Comb the records below for the string "button" and copy each line where it turns up.

*** Opening of EXERCISE DATA ***

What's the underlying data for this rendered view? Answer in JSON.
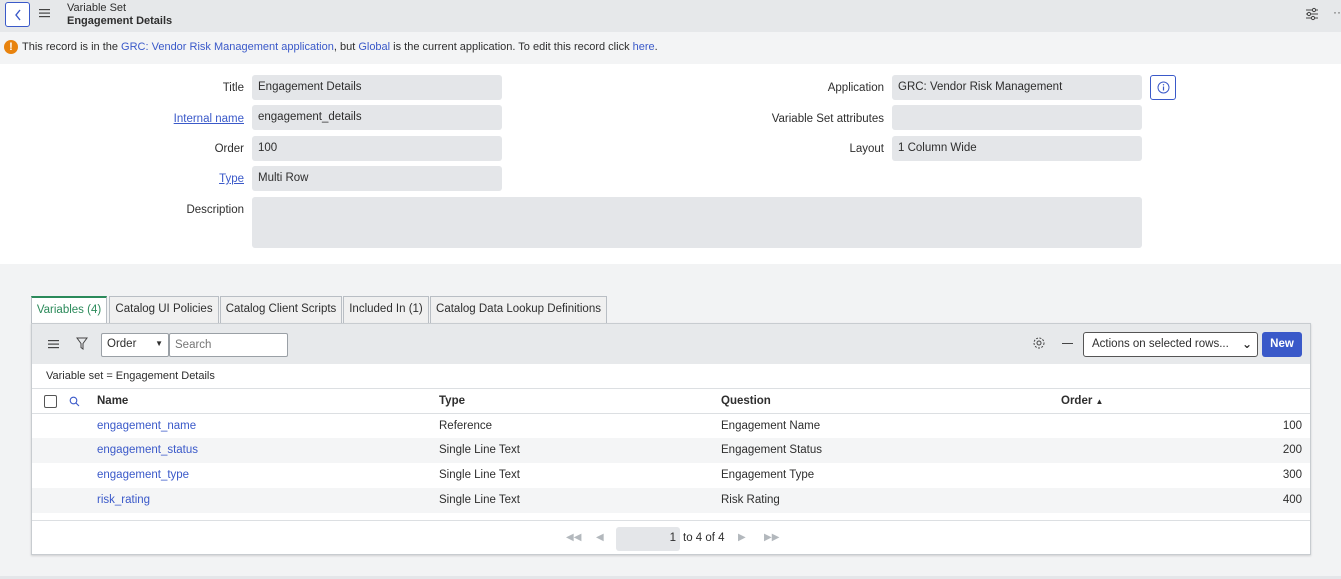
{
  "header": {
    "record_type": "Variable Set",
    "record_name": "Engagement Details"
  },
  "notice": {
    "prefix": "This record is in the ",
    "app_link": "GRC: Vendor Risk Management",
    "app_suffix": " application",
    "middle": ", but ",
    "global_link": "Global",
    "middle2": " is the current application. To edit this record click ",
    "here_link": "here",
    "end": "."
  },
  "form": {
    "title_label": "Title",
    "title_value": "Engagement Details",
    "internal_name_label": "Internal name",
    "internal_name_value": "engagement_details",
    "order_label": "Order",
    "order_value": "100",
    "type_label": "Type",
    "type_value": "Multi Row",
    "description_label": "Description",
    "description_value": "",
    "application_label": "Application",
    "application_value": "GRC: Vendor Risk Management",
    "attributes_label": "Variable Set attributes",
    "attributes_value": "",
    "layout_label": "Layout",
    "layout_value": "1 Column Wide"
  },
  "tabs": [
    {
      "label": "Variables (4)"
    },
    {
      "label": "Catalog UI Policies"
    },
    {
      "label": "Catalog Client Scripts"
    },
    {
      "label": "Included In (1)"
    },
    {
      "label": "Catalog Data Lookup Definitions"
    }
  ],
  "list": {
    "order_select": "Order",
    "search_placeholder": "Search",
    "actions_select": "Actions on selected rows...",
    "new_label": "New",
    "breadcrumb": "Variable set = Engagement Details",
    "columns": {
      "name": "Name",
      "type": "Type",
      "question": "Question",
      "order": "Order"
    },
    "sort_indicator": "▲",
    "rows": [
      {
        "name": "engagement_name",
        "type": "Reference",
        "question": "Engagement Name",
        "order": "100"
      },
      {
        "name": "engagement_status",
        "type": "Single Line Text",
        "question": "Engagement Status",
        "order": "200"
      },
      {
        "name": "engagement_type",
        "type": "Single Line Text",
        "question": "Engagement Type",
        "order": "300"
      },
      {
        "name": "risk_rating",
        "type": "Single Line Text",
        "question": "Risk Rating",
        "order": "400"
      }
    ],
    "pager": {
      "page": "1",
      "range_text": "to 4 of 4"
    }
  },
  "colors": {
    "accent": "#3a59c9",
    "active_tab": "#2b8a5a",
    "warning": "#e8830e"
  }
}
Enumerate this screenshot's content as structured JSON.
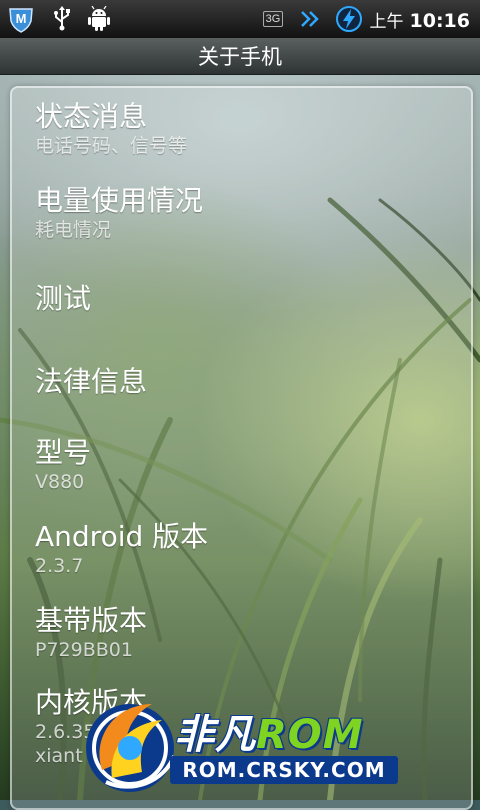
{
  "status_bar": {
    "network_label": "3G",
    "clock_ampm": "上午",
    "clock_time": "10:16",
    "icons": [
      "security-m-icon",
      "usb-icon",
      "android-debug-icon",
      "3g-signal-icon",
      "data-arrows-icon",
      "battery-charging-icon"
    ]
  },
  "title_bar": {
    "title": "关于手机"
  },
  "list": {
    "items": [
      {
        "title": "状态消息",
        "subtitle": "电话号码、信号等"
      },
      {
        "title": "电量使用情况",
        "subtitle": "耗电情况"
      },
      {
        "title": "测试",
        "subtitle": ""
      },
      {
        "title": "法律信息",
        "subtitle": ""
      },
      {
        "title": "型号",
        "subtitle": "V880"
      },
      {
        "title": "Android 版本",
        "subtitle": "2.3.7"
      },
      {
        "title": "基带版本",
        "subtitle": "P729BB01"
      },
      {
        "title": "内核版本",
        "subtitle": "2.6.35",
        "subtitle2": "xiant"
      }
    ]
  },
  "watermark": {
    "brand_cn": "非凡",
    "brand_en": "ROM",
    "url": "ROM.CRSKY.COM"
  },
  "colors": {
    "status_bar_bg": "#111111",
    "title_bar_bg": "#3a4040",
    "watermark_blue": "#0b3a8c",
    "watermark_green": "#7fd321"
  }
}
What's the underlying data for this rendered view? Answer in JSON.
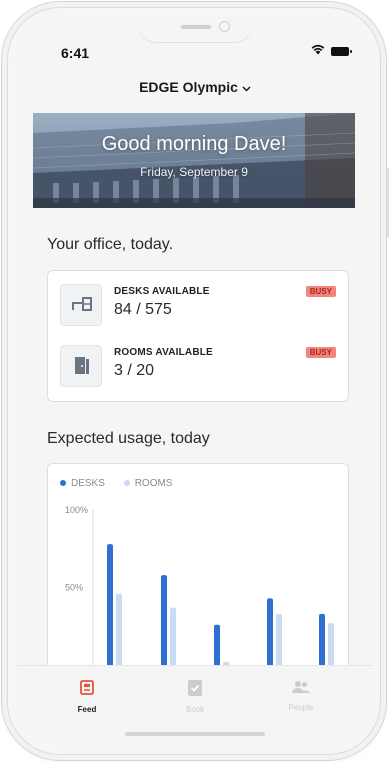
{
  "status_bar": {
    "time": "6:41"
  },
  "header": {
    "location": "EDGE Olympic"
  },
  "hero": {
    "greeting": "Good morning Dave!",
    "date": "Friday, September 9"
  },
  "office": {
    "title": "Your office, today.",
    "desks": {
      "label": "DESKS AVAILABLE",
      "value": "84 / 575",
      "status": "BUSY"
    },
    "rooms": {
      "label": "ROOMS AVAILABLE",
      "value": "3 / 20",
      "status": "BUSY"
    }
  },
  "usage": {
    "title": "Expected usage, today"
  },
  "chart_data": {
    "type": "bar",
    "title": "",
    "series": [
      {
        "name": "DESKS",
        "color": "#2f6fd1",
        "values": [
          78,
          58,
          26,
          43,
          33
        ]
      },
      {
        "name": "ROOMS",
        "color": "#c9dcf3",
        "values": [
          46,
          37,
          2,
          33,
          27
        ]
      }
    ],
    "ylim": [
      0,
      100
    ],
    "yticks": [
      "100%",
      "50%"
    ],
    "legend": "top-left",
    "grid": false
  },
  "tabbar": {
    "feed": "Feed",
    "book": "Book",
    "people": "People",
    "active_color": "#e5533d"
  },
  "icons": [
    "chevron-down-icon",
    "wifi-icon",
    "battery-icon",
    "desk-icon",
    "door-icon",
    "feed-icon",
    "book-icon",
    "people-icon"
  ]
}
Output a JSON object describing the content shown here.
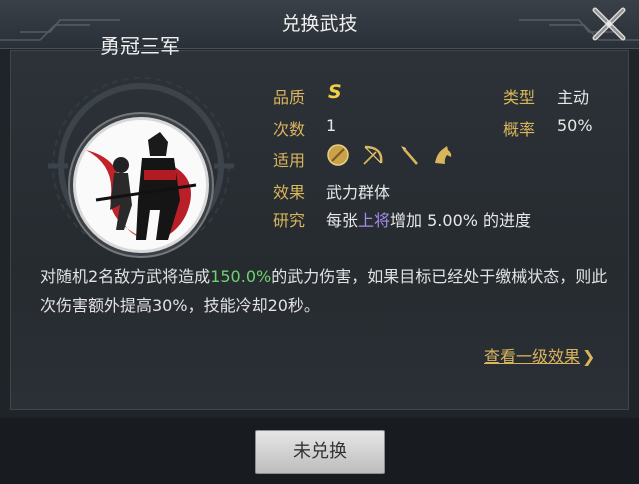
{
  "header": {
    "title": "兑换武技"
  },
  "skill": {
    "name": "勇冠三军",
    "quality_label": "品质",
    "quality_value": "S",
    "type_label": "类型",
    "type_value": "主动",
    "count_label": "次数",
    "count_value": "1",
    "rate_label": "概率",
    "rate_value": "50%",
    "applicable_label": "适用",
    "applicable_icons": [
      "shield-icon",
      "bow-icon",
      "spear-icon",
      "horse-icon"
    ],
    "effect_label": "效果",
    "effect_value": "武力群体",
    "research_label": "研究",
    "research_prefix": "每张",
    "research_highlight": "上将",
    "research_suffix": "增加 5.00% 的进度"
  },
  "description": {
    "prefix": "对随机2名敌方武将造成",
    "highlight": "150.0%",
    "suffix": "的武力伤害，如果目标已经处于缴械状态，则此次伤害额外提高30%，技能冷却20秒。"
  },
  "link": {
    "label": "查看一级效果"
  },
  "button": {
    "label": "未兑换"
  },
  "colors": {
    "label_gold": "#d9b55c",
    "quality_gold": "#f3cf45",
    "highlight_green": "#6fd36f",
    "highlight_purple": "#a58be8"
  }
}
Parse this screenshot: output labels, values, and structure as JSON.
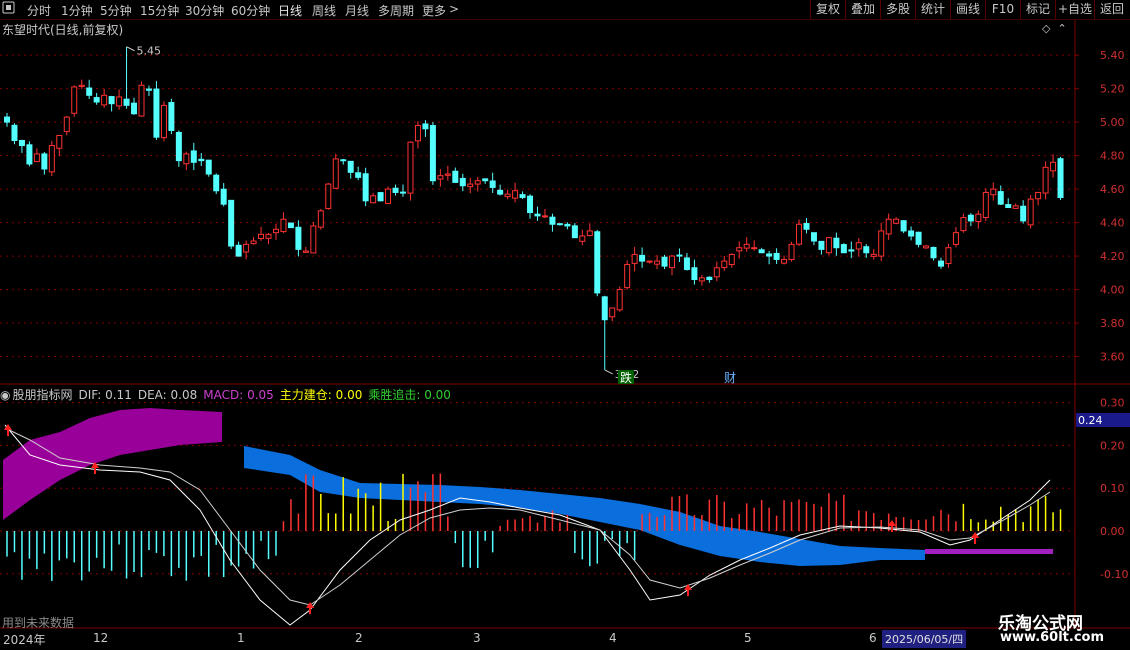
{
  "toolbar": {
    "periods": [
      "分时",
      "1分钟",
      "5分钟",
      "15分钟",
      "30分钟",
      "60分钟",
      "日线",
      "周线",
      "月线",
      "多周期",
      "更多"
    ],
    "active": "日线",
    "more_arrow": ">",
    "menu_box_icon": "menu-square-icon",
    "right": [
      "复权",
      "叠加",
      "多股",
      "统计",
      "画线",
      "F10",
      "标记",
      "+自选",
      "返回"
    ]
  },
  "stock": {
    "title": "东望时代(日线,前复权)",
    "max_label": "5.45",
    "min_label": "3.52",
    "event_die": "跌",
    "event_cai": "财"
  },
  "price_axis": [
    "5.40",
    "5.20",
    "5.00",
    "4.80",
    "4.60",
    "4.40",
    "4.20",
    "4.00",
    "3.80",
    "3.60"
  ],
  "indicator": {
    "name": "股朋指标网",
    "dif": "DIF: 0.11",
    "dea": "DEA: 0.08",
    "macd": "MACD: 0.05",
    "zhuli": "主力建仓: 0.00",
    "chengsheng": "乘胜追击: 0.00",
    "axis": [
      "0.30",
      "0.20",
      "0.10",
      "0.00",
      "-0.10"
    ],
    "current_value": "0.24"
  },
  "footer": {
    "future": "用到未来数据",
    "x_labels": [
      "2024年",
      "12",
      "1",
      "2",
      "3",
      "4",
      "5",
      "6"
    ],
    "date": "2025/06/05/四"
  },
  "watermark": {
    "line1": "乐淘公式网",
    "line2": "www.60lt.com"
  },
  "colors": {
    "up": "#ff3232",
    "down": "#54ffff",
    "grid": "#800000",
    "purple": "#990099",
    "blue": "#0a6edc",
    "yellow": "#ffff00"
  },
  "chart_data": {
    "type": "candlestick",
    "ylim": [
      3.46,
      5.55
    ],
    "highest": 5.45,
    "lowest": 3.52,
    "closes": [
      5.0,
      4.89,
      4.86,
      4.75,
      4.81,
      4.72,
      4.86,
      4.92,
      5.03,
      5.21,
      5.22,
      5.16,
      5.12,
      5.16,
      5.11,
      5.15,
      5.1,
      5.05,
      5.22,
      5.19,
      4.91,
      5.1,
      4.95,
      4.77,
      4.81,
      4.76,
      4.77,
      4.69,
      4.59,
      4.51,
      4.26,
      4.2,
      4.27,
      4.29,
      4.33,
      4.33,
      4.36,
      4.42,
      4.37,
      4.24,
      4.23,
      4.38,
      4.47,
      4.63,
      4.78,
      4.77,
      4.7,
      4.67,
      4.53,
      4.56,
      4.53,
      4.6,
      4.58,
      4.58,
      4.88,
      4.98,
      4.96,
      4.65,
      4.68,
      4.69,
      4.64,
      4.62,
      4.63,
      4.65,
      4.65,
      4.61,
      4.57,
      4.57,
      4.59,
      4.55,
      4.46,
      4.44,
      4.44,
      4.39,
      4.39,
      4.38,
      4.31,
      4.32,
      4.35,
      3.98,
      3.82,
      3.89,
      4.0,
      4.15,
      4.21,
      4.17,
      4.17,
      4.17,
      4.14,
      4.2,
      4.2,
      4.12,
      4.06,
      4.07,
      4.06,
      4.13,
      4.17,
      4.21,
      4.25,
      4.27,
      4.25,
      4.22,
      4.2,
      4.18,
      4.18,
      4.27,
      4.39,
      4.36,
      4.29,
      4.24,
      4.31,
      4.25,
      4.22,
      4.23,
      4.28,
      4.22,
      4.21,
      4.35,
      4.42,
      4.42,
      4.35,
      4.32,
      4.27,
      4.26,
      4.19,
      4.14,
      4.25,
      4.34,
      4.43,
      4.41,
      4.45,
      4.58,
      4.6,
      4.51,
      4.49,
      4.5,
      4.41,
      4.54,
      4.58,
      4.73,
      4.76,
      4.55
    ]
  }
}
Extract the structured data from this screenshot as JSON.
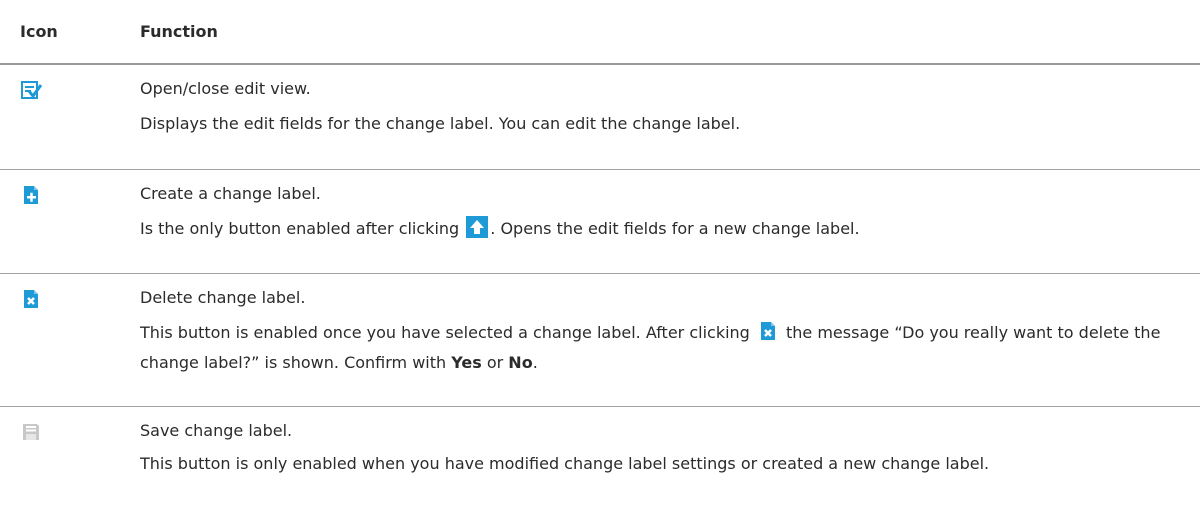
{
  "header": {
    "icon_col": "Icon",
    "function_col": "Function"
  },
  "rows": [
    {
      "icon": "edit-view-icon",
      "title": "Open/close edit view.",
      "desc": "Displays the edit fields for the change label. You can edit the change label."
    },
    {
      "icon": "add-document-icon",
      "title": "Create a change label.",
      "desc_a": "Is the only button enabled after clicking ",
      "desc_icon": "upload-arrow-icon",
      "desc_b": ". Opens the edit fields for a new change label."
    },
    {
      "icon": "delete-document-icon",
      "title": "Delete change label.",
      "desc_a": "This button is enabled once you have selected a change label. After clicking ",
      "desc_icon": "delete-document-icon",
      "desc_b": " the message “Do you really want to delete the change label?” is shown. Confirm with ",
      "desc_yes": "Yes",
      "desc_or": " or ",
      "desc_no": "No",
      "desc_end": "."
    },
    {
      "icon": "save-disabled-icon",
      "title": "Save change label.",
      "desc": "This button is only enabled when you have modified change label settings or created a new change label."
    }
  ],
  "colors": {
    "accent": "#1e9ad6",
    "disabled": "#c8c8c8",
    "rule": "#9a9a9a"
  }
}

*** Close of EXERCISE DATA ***

ANSWER TO THE EXERCISE:
  "button": {
      "desc_a": "Is the only button enabled after clicking ",
      "desc_a": "This button is enabled once you have selected a change label. After clicking ",
      "desc": "This button is only enabled when you have modified change label settings or created a new change label."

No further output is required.